Data entries:
[Start of section]

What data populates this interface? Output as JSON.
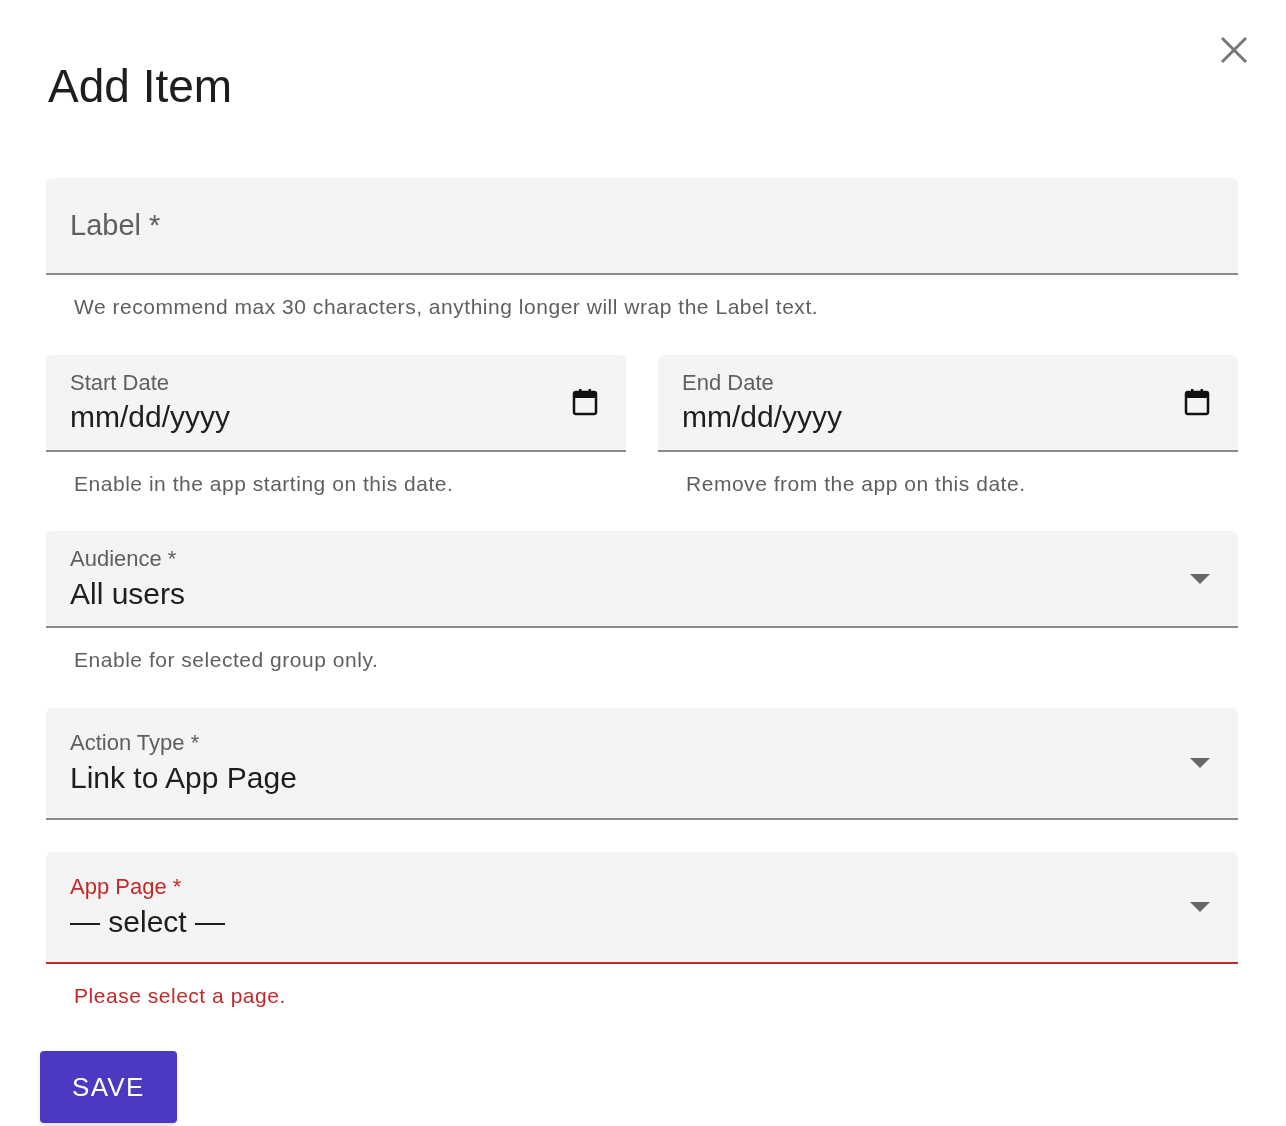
{
  "dialog": {
    "title": "Add Item"
  },
  "rows": [
    {
      "fields": [
        {
          "kind": "text",
          "label": "Label *",
          "error": false,
          "helper": "We recommend max 30 characters, anything longer will wrap the Label text."
        }
      ]
    },
    {
      "fields": [
        {
          "kind": "date",
          "label": "Start Date",
          "value": "mm/dd/yyyy",
          "error": false,
          "helper": "Enable in the app starting on this date."
        },
        {
          "kind": "date",
          "label": "End Date",
          "value": "mm/dd/yyyy",
          "error": false,
          "helper": "Remove from the app on this date."
        }
      ]
    },
    {
      "fields": [
        {
          "kind": "select",
          "label": "Audience *",
          "value": "All users",
          "error": false,
          "helper": "Enable for selected group only."
        }
      ]
    },
    {
      "fields": [
        {
          "kind": "select",
          "label": "Action Type *",
          "value": "Link to App Page",
          "error": false
        }
      ]
    },
    {
      "fields": [
        {
          "kind": "select",
          "label": "App Page *",
          "value": "— select —",
          "error": true,
          "helper": "Please select a page."
        }
      ]
    }
  ],
  "save_button": {
    "label": "SAVE"
  }
}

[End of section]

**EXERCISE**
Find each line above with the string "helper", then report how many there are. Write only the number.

**EXERCISE OUTPUT**
5